**ACTIVITY**: Looking at the records below, count how many lines contain the string "minutes". Give that number alone.
· · ·
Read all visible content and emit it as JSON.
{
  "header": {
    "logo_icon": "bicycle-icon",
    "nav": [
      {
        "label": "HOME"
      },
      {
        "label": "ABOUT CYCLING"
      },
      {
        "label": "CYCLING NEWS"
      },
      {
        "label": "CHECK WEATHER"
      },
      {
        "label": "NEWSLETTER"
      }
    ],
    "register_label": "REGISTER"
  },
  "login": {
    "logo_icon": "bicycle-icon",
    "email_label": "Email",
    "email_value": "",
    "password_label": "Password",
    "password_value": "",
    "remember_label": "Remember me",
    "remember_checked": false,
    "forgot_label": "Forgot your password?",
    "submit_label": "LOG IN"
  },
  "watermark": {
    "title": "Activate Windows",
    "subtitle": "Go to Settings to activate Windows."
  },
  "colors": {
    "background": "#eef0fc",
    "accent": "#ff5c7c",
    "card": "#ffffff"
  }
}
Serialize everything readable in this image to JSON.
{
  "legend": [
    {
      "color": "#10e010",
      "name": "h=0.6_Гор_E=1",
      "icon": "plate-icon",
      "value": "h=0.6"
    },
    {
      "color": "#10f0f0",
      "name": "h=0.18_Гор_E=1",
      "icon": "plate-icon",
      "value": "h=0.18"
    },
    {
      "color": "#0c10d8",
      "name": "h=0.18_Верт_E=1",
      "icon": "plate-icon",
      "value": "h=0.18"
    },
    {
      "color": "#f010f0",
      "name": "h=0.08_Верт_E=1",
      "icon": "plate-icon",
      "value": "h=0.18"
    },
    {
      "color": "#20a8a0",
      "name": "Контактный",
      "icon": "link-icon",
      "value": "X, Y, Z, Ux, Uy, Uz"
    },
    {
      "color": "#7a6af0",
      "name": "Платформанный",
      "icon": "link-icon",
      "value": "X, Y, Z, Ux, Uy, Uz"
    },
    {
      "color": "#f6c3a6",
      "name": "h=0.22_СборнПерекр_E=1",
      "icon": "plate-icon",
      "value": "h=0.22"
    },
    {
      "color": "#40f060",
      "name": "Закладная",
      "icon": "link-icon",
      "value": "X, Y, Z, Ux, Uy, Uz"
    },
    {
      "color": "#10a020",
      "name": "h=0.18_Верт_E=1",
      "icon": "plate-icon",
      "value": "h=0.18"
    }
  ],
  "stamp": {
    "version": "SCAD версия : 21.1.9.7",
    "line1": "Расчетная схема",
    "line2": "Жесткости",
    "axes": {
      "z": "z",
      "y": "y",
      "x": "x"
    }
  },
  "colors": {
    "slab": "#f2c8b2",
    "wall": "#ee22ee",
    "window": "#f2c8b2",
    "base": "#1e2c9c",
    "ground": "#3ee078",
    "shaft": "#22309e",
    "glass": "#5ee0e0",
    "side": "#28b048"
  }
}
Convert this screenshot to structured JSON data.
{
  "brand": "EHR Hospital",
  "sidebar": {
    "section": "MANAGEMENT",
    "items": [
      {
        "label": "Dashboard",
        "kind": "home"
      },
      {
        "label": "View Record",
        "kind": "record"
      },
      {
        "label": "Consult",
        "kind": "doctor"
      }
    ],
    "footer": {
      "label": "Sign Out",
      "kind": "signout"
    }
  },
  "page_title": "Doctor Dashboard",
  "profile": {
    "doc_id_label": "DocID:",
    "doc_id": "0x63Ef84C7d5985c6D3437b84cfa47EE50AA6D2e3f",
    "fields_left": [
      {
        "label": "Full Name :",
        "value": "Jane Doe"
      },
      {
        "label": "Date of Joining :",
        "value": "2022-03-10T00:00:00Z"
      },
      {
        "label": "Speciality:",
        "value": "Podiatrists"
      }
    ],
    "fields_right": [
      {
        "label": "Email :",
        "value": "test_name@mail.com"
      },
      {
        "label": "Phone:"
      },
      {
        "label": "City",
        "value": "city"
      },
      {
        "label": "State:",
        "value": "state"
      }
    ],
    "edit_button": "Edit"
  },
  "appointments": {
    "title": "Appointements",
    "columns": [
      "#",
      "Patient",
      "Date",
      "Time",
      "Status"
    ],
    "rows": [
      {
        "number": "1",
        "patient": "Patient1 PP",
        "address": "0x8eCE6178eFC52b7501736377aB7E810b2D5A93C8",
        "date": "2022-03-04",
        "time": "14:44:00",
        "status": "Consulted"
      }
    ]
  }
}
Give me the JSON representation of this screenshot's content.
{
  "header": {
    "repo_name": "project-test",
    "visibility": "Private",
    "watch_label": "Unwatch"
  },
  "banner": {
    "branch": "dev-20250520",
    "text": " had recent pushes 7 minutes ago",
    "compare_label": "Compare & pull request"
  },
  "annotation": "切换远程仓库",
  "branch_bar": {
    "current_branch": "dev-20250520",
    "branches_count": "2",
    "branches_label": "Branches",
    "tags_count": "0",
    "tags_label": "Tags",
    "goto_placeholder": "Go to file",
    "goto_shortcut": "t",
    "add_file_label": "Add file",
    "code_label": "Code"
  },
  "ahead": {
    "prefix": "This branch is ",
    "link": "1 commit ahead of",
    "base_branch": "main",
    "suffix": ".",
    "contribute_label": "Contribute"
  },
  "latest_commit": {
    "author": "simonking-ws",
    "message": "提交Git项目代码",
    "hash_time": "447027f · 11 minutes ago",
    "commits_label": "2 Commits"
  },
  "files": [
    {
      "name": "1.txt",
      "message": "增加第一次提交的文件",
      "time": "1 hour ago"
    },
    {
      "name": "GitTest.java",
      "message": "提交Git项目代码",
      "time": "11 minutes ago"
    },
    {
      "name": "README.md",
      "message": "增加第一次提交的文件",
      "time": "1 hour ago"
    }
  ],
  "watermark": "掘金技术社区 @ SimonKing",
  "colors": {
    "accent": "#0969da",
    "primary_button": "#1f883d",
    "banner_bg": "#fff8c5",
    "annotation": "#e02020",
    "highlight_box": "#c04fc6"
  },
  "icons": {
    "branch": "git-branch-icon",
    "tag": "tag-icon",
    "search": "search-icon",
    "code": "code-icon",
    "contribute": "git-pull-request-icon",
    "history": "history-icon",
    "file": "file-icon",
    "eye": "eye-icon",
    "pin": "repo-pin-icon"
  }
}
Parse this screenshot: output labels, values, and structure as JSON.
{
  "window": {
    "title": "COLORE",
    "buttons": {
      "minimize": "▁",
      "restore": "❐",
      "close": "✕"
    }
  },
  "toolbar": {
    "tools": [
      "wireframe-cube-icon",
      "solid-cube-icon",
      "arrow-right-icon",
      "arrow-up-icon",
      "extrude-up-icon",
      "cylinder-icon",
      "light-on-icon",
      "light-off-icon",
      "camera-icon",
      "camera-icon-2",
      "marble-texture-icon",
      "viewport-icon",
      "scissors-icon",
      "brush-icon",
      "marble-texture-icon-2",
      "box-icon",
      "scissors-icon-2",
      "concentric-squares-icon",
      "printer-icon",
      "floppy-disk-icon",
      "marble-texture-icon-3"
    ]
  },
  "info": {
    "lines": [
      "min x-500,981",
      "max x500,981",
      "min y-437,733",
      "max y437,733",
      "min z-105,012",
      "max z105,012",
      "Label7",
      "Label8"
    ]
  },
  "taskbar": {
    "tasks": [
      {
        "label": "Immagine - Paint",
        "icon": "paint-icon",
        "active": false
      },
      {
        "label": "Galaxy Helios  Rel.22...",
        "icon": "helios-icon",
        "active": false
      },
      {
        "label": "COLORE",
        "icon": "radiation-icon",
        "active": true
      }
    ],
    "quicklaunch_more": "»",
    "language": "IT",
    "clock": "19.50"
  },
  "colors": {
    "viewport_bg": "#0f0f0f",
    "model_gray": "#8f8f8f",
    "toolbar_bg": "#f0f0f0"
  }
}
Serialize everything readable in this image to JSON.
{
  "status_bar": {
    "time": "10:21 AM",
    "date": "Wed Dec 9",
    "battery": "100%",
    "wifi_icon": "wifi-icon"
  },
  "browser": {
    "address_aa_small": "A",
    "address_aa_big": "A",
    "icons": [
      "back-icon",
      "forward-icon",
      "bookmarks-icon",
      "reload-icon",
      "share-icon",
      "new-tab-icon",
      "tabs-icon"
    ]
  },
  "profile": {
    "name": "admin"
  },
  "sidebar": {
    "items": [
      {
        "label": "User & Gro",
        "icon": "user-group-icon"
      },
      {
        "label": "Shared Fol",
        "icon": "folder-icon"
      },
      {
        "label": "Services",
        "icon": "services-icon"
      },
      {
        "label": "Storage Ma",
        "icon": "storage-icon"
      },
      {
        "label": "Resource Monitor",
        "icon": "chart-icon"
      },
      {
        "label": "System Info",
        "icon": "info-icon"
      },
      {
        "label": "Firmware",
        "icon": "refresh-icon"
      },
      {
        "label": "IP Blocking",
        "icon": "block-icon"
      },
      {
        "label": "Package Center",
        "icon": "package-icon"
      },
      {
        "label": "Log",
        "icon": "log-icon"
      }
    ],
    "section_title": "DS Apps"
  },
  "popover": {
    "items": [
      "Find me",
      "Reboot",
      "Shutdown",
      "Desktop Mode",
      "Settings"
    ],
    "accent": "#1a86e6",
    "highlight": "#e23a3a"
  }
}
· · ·
**SOLUTION BELOW**: 3